It isn't showing up clearly yet on those increasingly sluggish, supposedly real-time sites like FlightStats.com, but air traffic is snarling nationally as the evening crush approaches.
CNN has heads-up reporting on the developing mess. The F.A.A.'s inexcusably aged, badly maintained technology is responsible. This is just one sign of things to come, I fear.
The usual advice: Check ahead before going to the airport. If you're flying, bring snacks. You could be stuck on a tarmac for a while.
And by the way, ignore any news outlets that give you the lame advice to consult the F.A.A. flight delay information page at www.faa.gov! That site hasn't functioned in over a year. The F.A.A. -- which is run, incidentally, by political appointees whose background is mostly in interstate-trucking regulation -- can't get the planes up in the air; you expect them to have a useful public information site?
Update: The F.A.A. has sent out a statement that's as vapid as it gets. The malfunctioning computer, near Atlanta, is forcing pilots to file fight-plans manually. (Remember, there are about 5,000 airplanes in flight at any given time during the day). "Airplanes are safe and controllers can see aircraft," the F.A.A. says. "They are simply inputting flight plans manually, which takes more time than an electronic transfer."
(You betcha it does. It also opens up great opportunity for mistakes.)
The F.A.A. says, "We are working to correct this issue ..."
Issue! Note that they don't even have the simple good sense to call it a "problem."
And the F.A.A. says, "You can see real time which airports are being affected at www.fly.faa.gov"

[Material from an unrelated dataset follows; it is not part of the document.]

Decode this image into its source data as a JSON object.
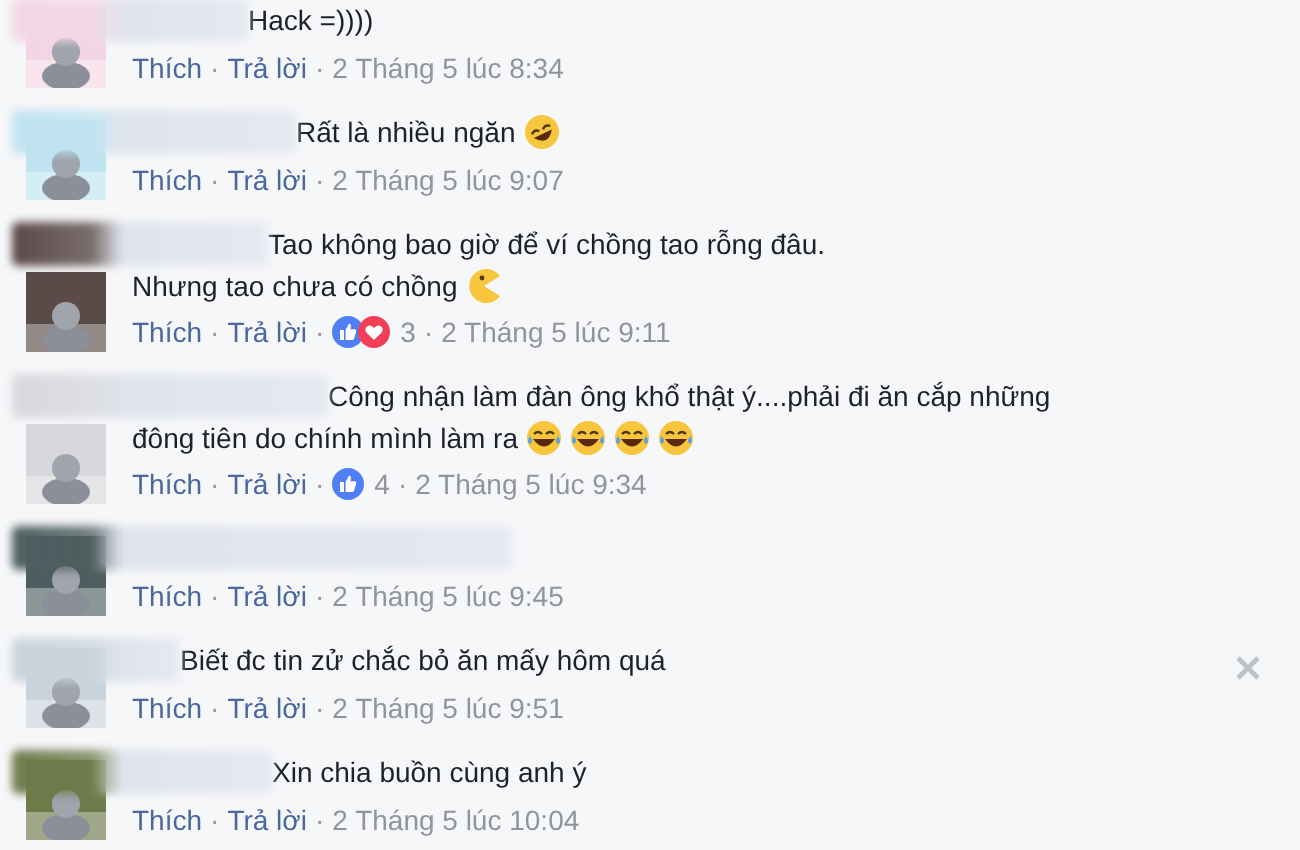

No, you cannot. As I said, that site has been inoperative for over a year. Must be some "issue" involved.